- TASK DETAILS
Retype all of the data exactly as given.

(Records contained in a dataset)
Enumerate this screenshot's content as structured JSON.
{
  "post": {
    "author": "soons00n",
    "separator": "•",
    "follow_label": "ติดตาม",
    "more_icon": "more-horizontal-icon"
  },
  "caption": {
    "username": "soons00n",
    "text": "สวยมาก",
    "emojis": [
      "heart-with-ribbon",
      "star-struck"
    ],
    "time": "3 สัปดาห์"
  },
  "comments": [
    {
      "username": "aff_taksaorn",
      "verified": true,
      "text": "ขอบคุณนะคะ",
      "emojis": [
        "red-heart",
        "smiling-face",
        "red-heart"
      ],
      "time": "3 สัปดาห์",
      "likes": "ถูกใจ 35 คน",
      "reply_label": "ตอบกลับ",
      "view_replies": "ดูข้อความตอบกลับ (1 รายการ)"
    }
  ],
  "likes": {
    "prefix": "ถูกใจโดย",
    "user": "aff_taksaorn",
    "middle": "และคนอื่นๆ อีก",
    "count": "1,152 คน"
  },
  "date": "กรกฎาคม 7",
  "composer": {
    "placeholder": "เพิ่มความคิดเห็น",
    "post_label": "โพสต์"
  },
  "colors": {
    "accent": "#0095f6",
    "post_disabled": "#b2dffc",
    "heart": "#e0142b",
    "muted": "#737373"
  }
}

- YOUR SOLUTION
Enumerate this screenshot's content as structured JSON.
{
  "post": {
    "author": "soons00n",
    "separator": "•",
    "follow_label": "ติดตาม",
    "more_icon": "more-horizontal-icon"
  },
  "caption": {
    "username": "soons00n",
    "text": "สวยมาก",
    "emojis": [
      "heart-with-ribbon",
      "star-struck"
    ],
    "time": "3 สัปดาห์"
  },
  "comments": [
    {
      "username": "aff_taksaorn",
      "verified": true,
      "text": "ขอบคุณนะคะ",
      "emojis": [
        "red-heart",
        "smiling-face",
        "red-heart"
      ],
      "time": "3 สัปดาห์",
      "likes": "ถูกใจ 35 คน",
      "reply_label": "ตอบกลับ",
      "view_replies": "ดูข้อความตอบกลับ (1 รายการ)"
    }
  ],
  "likes": {
    "prefix": "ถูกใจโดย",
    "user": "aff_taksaorn",
    "middle": "และคนอื่นๆ อีก",
    "count": "1,152 คน"
  },
  "date": "กรกฎาคม 7",
  "composer": {
    "placeholder": "เพิ่มความคิดเห็น",
    "post_label": "โพสต์"
  },
  "colors": {
    "accent": "#0095f6",
    "post_disabled": "#b2dffc",
    "heart": "#e0142b",
    "muted": "#737373"
  }
}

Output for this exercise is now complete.